Quite possibly the biggest challenge that we face as a small business is choosing which applications, products, and services to buy when we have an unmet need and which vendors to trust. So what’s a small business to do when faced with a myriad of options and no obvious “right” decision.

Enter Best Vendor. BestVendor helps people at startups and small businesses make faster, smarter purchasing decisions through social recommendations. Their vision is to become the first place you go whenever you need to figure out what to buy for your business, much like Amazon is for books and Yelp is for restaurants.

Their initial offering is a give-to-get community in which you share and rate a few products that you use in your business. In return, you’re allowed to see what products and providers everyone else uses and recommends, including companies in your industry and individuals in your social network. BestVendor recently conducted a survey of 550 individuals at startups with up to 100 employees with the objective being: To figure out the “Startup’s Toolkit” — the products and providers leading the way among the nimblest and most tech-savvy new businesses. The results are both vindicating (knowing that I’ve made similar purchasing decisions to other start-up companies across many of the categories) and quite revealing. Among the more interesting facts:

  • Google Analytics, Gmail, Quickbooks top list of 10 most popular startup tools.
  • 71% of startup execs use QuickBooks.
  • 59% of startup execs use Salesforce for CRM.
  • MailChimp is leading email marketing system for startups, with 30% using it.
  • Idea Paint: “We painted our office with this stuff and it turned our walls into whiteboards!”
  • 39% of startup execs use Dropbox for storage.

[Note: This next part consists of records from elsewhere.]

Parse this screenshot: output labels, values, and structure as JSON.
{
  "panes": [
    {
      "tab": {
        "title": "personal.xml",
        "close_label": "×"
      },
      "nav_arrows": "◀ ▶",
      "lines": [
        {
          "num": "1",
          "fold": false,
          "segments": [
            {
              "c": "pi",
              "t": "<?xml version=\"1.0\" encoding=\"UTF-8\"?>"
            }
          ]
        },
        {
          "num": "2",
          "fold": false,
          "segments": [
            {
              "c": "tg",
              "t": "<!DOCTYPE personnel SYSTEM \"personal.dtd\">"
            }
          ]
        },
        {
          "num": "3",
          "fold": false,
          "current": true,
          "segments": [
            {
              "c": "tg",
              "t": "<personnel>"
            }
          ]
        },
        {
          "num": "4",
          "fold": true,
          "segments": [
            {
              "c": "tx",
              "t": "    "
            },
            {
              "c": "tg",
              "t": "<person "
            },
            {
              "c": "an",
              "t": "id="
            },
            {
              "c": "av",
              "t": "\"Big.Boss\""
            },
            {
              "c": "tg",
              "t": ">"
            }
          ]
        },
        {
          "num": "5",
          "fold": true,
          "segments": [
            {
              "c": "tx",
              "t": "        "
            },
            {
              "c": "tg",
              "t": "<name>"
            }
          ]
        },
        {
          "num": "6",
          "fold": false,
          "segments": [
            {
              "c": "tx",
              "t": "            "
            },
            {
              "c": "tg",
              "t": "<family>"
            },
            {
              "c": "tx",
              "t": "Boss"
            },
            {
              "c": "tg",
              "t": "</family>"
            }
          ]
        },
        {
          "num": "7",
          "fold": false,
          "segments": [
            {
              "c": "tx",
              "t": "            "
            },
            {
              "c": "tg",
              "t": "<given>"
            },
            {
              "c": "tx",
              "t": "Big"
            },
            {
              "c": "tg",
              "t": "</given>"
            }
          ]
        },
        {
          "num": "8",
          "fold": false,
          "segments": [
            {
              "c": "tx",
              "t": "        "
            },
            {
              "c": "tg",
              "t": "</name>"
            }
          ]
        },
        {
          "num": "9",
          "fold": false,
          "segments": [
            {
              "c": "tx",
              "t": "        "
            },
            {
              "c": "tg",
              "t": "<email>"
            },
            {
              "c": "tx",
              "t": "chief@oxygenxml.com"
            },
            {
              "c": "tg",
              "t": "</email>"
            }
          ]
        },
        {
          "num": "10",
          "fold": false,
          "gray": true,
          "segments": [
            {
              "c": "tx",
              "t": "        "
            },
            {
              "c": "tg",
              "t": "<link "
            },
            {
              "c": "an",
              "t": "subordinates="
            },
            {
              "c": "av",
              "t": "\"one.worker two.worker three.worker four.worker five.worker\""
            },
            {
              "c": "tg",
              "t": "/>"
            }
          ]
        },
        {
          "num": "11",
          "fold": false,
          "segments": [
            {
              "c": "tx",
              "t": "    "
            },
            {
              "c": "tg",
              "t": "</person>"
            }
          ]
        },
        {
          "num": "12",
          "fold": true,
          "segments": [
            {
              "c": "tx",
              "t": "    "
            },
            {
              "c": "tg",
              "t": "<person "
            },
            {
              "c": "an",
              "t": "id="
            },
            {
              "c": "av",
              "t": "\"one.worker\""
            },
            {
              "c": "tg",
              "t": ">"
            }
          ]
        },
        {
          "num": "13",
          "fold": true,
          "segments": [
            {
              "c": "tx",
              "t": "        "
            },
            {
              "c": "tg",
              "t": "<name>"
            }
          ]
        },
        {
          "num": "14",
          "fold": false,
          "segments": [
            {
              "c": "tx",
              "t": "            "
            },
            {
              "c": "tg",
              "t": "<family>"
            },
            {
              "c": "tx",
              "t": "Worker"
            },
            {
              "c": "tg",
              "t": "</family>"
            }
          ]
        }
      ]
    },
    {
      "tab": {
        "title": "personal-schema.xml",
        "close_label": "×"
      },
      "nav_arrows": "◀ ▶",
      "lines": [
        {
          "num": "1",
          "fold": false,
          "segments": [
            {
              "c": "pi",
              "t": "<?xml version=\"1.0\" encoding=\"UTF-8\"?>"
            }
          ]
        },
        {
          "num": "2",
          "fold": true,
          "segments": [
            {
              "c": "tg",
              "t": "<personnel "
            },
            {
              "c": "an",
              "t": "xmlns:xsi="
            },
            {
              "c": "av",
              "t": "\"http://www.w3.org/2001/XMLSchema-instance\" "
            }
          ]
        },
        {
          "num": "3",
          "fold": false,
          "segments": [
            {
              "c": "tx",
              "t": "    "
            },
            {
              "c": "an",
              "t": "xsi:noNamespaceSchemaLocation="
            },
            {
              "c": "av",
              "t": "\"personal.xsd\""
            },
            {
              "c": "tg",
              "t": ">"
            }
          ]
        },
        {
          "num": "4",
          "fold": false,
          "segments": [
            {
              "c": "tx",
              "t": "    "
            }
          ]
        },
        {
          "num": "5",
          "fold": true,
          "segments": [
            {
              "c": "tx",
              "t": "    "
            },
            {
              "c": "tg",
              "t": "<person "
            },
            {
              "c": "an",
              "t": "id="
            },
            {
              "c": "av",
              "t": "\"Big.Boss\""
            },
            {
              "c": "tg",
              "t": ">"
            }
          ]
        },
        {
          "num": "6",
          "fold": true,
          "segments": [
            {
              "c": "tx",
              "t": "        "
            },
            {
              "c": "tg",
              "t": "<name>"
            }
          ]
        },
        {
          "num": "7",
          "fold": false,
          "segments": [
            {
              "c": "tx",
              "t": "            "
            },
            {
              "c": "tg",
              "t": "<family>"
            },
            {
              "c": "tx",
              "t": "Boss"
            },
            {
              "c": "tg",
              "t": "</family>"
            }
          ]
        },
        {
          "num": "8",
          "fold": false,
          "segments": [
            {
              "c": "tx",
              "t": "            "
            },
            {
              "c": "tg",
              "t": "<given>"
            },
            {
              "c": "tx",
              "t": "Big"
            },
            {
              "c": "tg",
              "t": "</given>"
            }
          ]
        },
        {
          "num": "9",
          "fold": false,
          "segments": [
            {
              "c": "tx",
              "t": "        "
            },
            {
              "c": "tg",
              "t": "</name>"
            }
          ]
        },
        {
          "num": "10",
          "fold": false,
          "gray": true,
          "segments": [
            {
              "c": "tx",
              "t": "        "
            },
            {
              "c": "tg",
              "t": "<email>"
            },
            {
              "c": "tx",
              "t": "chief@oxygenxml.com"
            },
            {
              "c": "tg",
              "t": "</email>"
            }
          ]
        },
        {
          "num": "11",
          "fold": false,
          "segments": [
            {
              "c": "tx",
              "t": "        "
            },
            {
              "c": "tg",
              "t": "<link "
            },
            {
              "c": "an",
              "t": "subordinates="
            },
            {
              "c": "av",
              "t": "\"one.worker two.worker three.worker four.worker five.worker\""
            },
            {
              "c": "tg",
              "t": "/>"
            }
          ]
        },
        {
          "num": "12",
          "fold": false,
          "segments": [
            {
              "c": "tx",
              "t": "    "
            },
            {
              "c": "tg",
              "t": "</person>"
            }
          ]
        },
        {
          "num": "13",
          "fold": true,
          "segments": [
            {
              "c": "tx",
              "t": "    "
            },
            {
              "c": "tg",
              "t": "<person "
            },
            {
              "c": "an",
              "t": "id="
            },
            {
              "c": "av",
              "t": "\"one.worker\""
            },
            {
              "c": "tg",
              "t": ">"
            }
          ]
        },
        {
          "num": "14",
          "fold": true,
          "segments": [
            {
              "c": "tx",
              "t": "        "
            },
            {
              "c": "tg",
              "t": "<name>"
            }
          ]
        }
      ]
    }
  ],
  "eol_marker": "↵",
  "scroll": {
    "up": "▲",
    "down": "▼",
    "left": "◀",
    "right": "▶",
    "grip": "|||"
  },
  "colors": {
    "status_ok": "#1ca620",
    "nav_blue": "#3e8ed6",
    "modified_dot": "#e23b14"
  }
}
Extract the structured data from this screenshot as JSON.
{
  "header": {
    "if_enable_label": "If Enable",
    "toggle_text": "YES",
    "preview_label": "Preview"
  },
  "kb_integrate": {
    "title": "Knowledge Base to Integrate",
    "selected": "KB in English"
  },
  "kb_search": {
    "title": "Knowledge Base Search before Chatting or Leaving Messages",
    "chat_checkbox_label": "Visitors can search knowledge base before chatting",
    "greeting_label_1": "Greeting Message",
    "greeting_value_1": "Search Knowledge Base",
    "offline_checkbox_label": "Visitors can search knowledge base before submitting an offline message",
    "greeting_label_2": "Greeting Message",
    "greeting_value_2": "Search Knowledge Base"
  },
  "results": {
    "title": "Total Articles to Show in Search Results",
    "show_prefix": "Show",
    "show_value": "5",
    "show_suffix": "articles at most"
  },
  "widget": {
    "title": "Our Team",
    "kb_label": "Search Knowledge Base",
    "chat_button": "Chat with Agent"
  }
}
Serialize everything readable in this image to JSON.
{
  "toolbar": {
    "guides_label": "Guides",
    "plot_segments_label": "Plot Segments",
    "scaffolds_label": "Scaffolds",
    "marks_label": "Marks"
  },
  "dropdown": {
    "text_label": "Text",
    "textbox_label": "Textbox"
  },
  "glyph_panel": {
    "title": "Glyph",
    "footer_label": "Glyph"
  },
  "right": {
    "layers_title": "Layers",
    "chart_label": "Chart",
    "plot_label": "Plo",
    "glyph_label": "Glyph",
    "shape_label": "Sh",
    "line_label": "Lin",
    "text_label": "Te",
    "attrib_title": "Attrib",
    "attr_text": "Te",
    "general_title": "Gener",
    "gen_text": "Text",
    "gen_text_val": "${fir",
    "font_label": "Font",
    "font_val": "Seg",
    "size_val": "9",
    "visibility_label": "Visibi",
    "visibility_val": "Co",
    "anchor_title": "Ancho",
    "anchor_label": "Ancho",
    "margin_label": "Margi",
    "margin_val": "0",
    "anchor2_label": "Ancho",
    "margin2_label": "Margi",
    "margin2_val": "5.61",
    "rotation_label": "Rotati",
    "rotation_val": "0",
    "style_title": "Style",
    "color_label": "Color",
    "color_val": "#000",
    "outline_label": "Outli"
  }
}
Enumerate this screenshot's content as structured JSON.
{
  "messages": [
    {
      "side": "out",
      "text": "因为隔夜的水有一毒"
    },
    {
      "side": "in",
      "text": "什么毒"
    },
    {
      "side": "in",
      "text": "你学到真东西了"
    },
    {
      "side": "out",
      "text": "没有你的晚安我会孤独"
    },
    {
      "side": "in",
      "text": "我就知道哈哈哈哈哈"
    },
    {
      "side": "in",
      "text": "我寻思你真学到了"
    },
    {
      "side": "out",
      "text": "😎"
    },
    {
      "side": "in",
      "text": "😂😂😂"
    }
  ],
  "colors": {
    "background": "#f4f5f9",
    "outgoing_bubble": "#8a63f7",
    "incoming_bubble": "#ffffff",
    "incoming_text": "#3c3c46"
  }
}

They also created an awesome infographic (and I love good infographics) detailing their findings:

BestVendor Start-up Toolkit Infographic

You can read more about the survey, download a .pdf of the findings, or get yourself a full-sized version of the infographic on their website: BestVendor.

If you are responsible for finding and choosing technology solutions for your business, BestVendor may be a site worth keeping an eye on. Here’s my question for readers: what other resources do you use to make technology related purchasing decisions? Word of mouth? Research? Social Networks? Something else? Let me know if the comments below!